The goal of most businesses is to grow. Growth is exciting. Growth implies success. More sales, more customers, more staff, more profit. But the reality can be very different.
We’ll explore some of the common issues SMEs face during a growth stage; and offer some practical advice for how to work through them. Issues like how to approach business planning, how to prepare for change and where to go for further support and advice. The goal is to help you face challenges with confidence and clarity – giving you space to focus on the next exciting stage for your business.
What does it mean to have reached this stage of growth within your business?
It means your business model is promising and you’ve achieved a degree of self- sufficiency; but you’ve likely outgrown your initial set up. It also means that it’s probably time to expand your controls and systems for managing the business – which means getting ready for new people, new skills and new approaches to come on board. To facilitate business growth, leadership must have the right attitude and mindset. Too often we see leadership teams who are happy with ‘Business as usual’ and this alone can stifle any growth potential.
The below are examples of common barriers that can often restrain growth potential. Reviewing these common growth obstacles alongside your current business plan will help to minimise the effect these barriers may have on your business growth.
• Over-dependency on founding team
• Constrained by initial systems – IT, communications, reporting
• Business is responsive and flexible; but lacking adequate analysis and planning
• Flat business structure
• Loyal staff; but skill gaps are showing
• Administration overload
• No contingency planning
• Not robust enough to survive a major change
Understanding where you’re headed
With all the pressures associated with growth, it’s important to take stock. Understanding where you’re at in the evolution of your business can be just as important as where you’re headed next.
Before you start setting growth goals, it is recommended that you undertake a review of your current business plan to ensure you are achieving your current goals. When completing these reviews, it is often helpful to bring in a third party to undertake this process alongside you. Working through a plan with a qualified adviser with knowledge of your industry can help you prepare for the known challenges that often affect businesses specifically in your sector. This insight can be invaluable when setting goals and objectives for any future business plans to ensure that your investment in growing your business results in an improved market share.
In order to facilitate successful growth a review of your business may include:
• Established controls and systems for managing the business
• New people, approaches and disciplines • A defined business strategy, with regular reviews
• The effectiveness of the management structure
• Flexibility and scalability of IT systems • Appropriate performance indicators; training and education for new staff
• Willingness for business to continue to evolve and grow
• Succession planning and clearly defined exit strategy

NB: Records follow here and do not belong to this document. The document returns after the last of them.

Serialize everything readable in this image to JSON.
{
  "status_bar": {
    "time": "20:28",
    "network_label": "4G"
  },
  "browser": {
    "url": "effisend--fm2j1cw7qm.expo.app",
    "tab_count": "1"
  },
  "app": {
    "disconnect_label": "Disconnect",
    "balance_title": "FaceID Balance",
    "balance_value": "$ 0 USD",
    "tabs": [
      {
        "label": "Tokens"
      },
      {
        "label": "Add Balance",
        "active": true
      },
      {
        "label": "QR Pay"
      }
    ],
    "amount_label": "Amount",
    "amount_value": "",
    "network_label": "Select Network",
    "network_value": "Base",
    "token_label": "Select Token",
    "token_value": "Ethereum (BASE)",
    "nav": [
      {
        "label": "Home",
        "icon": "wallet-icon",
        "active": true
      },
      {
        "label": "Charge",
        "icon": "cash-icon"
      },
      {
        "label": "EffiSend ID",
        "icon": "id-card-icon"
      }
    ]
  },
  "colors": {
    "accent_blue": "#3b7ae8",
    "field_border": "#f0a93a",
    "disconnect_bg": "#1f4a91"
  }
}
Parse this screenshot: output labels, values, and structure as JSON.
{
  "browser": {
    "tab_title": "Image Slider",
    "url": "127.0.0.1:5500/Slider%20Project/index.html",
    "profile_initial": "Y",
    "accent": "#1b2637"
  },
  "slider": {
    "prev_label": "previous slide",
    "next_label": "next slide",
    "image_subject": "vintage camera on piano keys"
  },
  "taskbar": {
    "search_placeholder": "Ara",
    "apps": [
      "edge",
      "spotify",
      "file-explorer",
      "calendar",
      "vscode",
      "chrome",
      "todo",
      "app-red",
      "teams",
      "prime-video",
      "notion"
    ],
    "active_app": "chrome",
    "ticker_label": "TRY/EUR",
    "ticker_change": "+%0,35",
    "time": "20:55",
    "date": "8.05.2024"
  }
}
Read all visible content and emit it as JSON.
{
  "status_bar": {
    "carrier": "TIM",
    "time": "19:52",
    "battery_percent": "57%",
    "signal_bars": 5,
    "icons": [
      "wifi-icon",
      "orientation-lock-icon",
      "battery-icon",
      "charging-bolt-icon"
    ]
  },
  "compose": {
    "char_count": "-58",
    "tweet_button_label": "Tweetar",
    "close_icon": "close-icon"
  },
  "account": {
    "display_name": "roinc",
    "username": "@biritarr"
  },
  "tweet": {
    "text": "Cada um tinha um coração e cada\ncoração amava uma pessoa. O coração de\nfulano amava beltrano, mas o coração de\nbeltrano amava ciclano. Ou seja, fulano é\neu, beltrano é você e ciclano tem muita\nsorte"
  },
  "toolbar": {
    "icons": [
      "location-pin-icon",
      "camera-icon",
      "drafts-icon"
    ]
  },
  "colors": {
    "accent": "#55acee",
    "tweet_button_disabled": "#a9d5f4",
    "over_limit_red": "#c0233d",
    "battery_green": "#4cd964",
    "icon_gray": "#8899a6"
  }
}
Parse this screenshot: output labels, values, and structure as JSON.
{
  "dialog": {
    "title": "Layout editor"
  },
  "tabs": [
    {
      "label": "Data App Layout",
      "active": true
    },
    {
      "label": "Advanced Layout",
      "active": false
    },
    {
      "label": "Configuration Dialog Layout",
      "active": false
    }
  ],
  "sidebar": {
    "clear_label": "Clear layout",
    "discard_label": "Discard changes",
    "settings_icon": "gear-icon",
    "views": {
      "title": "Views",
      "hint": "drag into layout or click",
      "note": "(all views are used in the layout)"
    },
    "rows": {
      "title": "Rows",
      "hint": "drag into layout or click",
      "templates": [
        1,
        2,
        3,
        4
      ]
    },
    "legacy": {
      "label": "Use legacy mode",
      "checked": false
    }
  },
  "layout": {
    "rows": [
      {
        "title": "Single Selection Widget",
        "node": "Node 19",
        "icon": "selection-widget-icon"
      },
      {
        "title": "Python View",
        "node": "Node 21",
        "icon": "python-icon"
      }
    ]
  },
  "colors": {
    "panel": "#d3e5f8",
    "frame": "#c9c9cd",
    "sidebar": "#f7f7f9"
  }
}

Getting bigger and more successful often results in a struggle to prioritise competing business tasks pulling you in different directions. The three main sources of conflict in businesses are growth, cash flow and control.
Business planning and reporting helps business leaders make strategic decisions, using the data to justify each move made. A business that doesn’t generate cash will not succeed; but sustained growth will chew through cash. There’s a similar tension between growth and control. When it comes to raising funds for growth, good sound planning can often make all the difference. Pursuing business growth can often mean you operate at a loss for some time, as you’ll be investing more to finance things like new warehousing, products or increasing stock levels. It is important that you have enough capital on hand to finance these new projects and sound reporting processes in place to keep track of this spending.
Going through a growth stage is the perfect time to review your reporting processes, taking full advantage of the new technology available. Which functions in your business need be added or expanded? Who do you need to bring in to make it happen? Where do you need to focus your key people? These are all critical questions for growth. Ensuring you have systems implemented that can handle your business growth is paramount as you don’t want to be held back by these easy fixes once your growth trajectory takes off.